As he did in his bestsellers Drive, When, and A Whole New Mind, Pink lays out a dynamic new way of thinking about regret and frames his ideas in ways that are clear, accessible, and pragmatic. Packed with true stories of people’s regrets as well as practical takeaways for reimagining regret as a positive force, The Power of Regret shows how we can live richer, more engaged lives.

This book about regret and its power is an unforgettable read. Jammed full of knowledge that takes more than one sitting to digest, Daniel Pink is very insightful and knowledgeable when it comes to discussing regret in human life and the role each of us must play with it. From discussing the four distinct types of regret we each experience to how to go about turning our regretful actions into a positive direction, Pink uses his research and knowledge to transform regret into a powerfully positive force we can harness to our advantage. As a reader, I found that Pink transformed my understanding of what regret truly is into something that can be more insightful than I initially expected.

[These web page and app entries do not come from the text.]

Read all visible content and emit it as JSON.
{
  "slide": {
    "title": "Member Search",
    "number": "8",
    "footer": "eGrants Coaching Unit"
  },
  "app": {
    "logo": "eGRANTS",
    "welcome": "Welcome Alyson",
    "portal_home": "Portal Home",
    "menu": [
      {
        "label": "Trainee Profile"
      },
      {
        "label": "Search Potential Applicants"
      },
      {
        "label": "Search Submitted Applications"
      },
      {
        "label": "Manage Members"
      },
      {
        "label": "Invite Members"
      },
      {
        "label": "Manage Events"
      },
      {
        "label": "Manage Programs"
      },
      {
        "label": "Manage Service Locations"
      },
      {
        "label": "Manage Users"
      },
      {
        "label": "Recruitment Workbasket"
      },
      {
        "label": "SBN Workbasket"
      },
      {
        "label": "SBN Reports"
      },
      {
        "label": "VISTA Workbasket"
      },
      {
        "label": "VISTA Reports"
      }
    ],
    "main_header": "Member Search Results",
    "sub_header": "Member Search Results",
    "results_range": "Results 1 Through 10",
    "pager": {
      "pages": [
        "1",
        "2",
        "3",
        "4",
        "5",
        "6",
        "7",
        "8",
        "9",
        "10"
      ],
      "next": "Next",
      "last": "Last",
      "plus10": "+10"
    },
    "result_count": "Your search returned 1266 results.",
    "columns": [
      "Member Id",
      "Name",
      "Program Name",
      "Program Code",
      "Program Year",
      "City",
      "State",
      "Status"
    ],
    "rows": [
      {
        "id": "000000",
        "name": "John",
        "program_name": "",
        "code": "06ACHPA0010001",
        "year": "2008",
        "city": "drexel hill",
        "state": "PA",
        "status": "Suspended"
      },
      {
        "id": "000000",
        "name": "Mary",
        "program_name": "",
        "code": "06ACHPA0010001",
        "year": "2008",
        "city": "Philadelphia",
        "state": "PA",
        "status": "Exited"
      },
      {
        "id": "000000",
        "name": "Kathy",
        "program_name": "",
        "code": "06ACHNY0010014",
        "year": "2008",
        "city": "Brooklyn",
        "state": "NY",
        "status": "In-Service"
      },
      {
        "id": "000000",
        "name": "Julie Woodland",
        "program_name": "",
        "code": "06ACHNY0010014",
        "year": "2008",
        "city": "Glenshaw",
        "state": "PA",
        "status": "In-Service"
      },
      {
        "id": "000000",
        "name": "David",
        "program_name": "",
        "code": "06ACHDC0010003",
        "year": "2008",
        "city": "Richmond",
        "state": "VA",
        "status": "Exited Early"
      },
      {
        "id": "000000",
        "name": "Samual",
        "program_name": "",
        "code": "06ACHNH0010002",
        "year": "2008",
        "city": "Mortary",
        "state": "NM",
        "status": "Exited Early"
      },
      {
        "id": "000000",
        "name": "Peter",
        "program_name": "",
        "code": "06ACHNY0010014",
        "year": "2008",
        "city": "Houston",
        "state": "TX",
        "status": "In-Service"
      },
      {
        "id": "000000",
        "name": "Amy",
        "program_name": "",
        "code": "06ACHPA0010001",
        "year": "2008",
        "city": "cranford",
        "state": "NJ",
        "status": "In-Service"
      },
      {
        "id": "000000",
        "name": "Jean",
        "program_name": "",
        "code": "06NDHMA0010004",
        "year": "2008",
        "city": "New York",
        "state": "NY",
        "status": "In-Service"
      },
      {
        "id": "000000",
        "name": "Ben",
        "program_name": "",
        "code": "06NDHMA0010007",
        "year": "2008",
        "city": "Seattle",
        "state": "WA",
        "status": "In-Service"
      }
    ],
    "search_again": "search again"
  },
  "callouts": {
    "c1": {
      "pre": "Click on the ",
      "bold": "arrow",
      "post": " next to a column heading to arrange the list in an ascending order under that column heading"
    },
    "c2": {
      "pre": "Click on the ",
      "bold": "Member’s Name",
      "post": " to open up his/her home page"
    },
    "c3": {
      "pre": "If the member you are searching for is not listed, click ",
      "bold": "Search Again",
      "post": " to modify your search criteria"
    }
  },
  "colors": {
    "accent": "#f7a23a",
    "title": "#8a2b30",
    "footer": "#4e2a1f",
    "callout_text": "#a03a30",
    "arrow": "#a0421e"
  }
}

I found the way regret was discussed in each chapter insightful. I particularly enjoyed how he brought about discussing all the different types of regret a person can have by providing real-life examples. While most of the examples provided were things I couldn’t particularly relate to, I feel like the context of the regrets discussed made sense to me. The research he used to back up his perspective was interesting to read as it helped tie any potential loose ends together.

What I didn’t enjoy when reading The Power of Regret, however, is that how to deal with your own regrets isn’t fully discussed. Yes, he mentioned a couple helpful pieces of information regarding what you can do when handling a regret you have. However, he never fully explained this information to you as the reader. If anything, this book covers the subject of dealing with your own regrets for a short amount of time in comparison to the discussion had about all the different types of regret you can experience.

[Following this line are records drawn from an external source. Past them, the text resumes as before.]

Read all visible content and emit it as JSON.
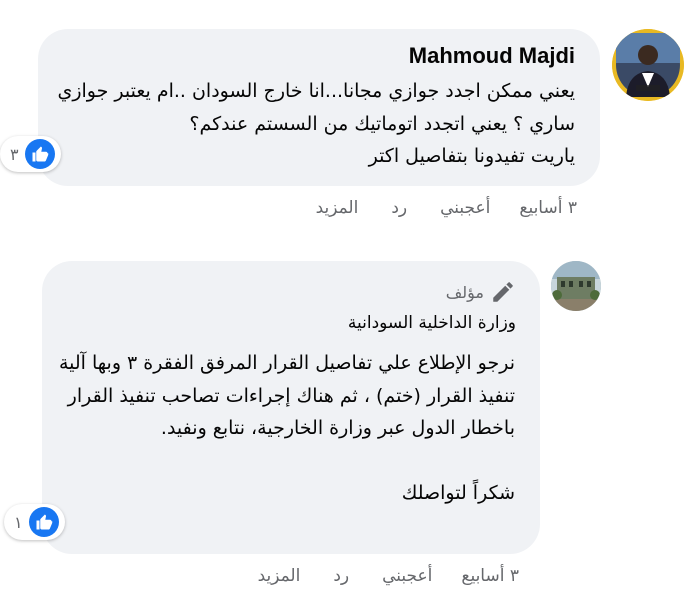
{
  "comments": [
    {
      "author": "Mahmoud Majdi",
      "text": "يعني ممكن اجدد جوازي مجانا...انا خارج السودان ..ام يعتبر جوازي ساري ؟ يعني اتجدد اتوماتيك من السستم عندكم؟\nياريت تفيدونا بتفاصيل اكتر",
      "reaction_count": "٣",
      "time": "٣ أسابيع",
      "like_label": "أعجبني",
      "reply_label": "رد",
      "more_label": "المزيد",
      "avatar_icon": "person-photo-icon"
    },
    {
      "author_badge": "مؤلف",
      "author": "وزارة الداخلية السودانية",
      "text": "نرجو الإطلاع علي تفاصيل القرار المرفق الفقرة ٣ وبها آلية تنفيذ القرار (ختم) ، ثم هناك إجراءات تصاحب تنفيذ القرار باخطار الدول عبر وزارة الخارجية، نتابع ونفيد.\n\nشكراً لتواصلك",
      "reaction_count": "١",
      "time": "٣ أسابيع",
      "like_label": "أعجبني",
      "reply_label": "رد",
      "more_label": "المزيد",
      "avatar_icon": "building-photo-icon"
    }
  ],
  "colors": {
    "bubble": "#f0f2f5",
    "like_blue": "#1877f2",
    "meta_text": "#65676b"
  }
}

I also would’ve loved to have gotten more information with regards to how dealing with your own regrets benefits you. I feel like this would’ve been an interesting topic to have brought up through this book because then as a reader, I can understand how powerful dealing with my own regrets could truly be. Also would’ve loved to see Pink discuss some of his own personal regrets too. Not because I want to know all about his personal life, but to see how he handled some of the biggest regrets in his life using the knowledge he’s shared in this book. Overall, I enjoyed reading The Power of Regret. I found the overall information gleamed within its pages very insightful and something everyone could learn a little bit from. It made me reflect on some of my own life choices I’ve made and think about what would’ve happened if I’d done some things a little differently.

Blog at WordPress.com.

Up ↑